Combit Software GmbH v. Commit Business Solutions Ltd. (Case C-223/15) (September 22, 2016)
In a recent decision, the Court of Justice of the European Union (“ECJ”) determined that when an EU trademark court prohibits use of a sign that creates a likelihood of confusion in one part of the EU, such prohibition should not necessarily extend to all of the EU. Specifically, areas where use of the sign does not adversely affect the trademark’s function as a source indicator should be excluded from the prohibition.
Combit Software (“Combit”) is a German company that develops and markets software. Combit owns German and EU trademark registrations for COMBIT for goods and services in the computer industry.
Commit Business Solutions (“Commit”) is an Israeli company that sells COMMIT-branded software through its website, www.commitcrm.com. At the time of the proceedings, Commit offered its products in the German language and offered shipment to Germany.
Combit initiated action before the Regional Court in Dusseldorf, Germany, and sought to restrain Commit from using COMMIT for software in the EU. In the alternative, it sought to restrain use of COMMIT for software in Germany.
The Dusseldorf Regional Court declined to prohibit use of COMMIT in the EU, but upheld the claim with respect to Germany. Combit appealed to the Dusseldorf Higher Regional Court, which found that Commit’s use of COMMIT creates a likelihood of confusion with COMBIT among the average German-speaking consumer, but found no likelihood of confusion for the average English-speaking consumer. In particular, it found that English speakers would understand the clear connotative differences between COMMIT (from the verb “to commit”) and COMBIT (the COM element derived from “computer” and the BIT element from “binary digit”).
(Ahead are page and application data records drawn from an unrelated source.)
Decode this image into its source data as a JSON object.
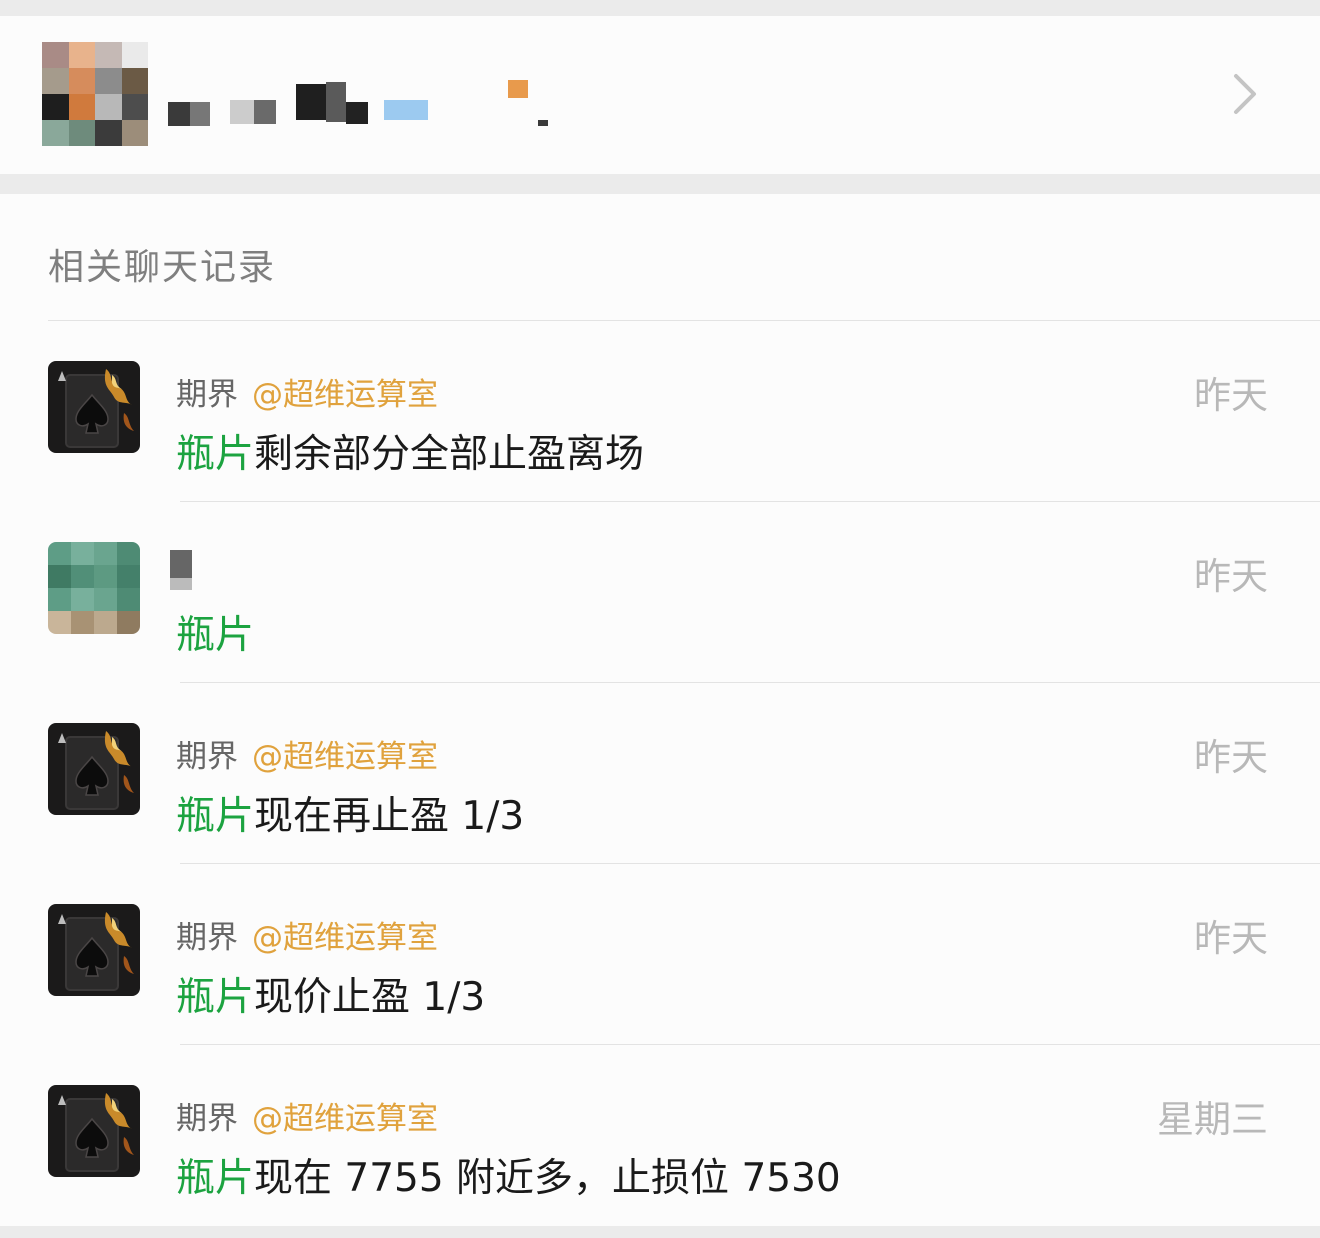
{
  "group": {
    "name": "",
    "avatar_colors": [
      "#a98b86",
      "#e8b38c",
      "#c5b9b5",
      "#eaeaea",
      "#a59b8c",
      "#d68c5c",
      "#8c8c8c",
      "#6b5a45",
      "#1e1e1e",
      "#d07a3d",
      "#b8b8b8",
      "#4d4d4d",
      "#8aa89a",
      "#6e8b7c",
      "#3b3b3b",
      "#9c8d7a"
    ],
    "name_pixel_colors": [
      "#3a3a3a",
      "#777",
      "#ccc",
      "#6a6a6a",
      "#1f1f1f",
      "#5a5a5a",
      "#222",
      "#9ccaf0",
      "#e89a4c"
    ]
  },
  "section_title": "相关聊天记录",
  "results": [
    {
      "avatar": "spade-ace",
      "sender": "期界",
      "mention": "@超维运算室",
      "keyword": "瓶片",
      "text": "剩余部分全部止盈离场",
      "time": "昨天"
    },
    {
      "avatar": "pixelated-green",
      "sender": "",
      "mention": "",
      "keyword": "瓶片",
      "text": "",
      "time": "昨天"
    },
    {
      "avatar": "spade-ace",
      "sender": "期界",
      "mention": "@超维运算室",
      "keyword": "瓶片",
      "text": "现在再止盈 1/3",
      "time": "昨天"
    },
    {
      "avatar": "spade-ace",
      "sender": "期界",
      "mention": "@超维运算室",
      "keyword": "瓶片",
      "text": "现价止盈 1/3",
      "time": "昨天"
    },
    {
      "avatar": "spade-ace",
      "sender": "期界",
      "mention": "@超维运算室",
      "keyword": "瓶片",
      "text": "现在 7755 附近多，止损位 7530",
      "time": "星期三"
    }
  ],
  "colors": {
    "keyword": "#1ca340",
    "mention": "#e0a23d",
    "time": "#b8b8b8",
    "background": "#fcfcfc"
  }
}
The Higher Regional Court stayed the proceedings and referred the following question to the ECJ:
In the assessment of the likelihood of confusion of an EU word mark, what is the significance of a situation in which, from the perspective of the average consumer in some Member States, the phonetic similarity of the EU trade mark with another sign claimed to infringe that trade mark is cancelled out by a conceptual difference, whereas from the perspective of the average consumer in other Member States it is not?
(a) In assessing the likelihood of confusion, is the perspective of some Member States, of the other Member States, or that of a fictive EU average consumer decisive?
(b) If there is a likelihood of confusion only in some Member States, has the EU trade mark been infringed across the European Union, or must the Member States be differentiated individually?
In a judgement dated September 22, 2016, the ECJ determined the following:
- When an EU trademark court finds that use of a sign creates a likelihood of confusion with an EU trademark even though such use does not create a likelihood of confusion in one part of the EU, that court must find that there has been an infringement of the exclusive right conferred to the senior mark and that the function of the mark as an indication of origin is adversely affected. The court must issue an order prohibiting the defendant from engaging in acts that infringe the EU trademark.
- However, if the trademark court also finds that use of a sign does not give rise to a likelihood of confusion in a given part of the EU, particularly for linguistic reasons, and therefore does not adversely affect the trademark’s function as a source indicator, the court must limit the territorial scope of the prohibition.
- Such an exception does not undermine the unitary character of the EU trademark because the right of the proprietor to prohibit use which adversely affects the functions inherent in its trademark is safeguarded.
The ECJ made clear that the burden was on a defendant to show that there is no likelihood of confusion in some part of the EU and underscored that an EU trademark court must specify with precision the part of the EU that would not be covered by the prohibition against using the sign. For the case at hand, the Dusseldorf court must identify which English-speaking areas it intends to exclude from the prohibition.
In light of this decision, defendants may try to carve out their ability to use their mark in certain parts of the EU by arguing no likelihood of confusion due to linguistic reasons. Senior brand owners may be incentivized to try to obtain an EU-wide prohibition on a junior mark via settlement rather than relying on the EU courts for a favorable decision.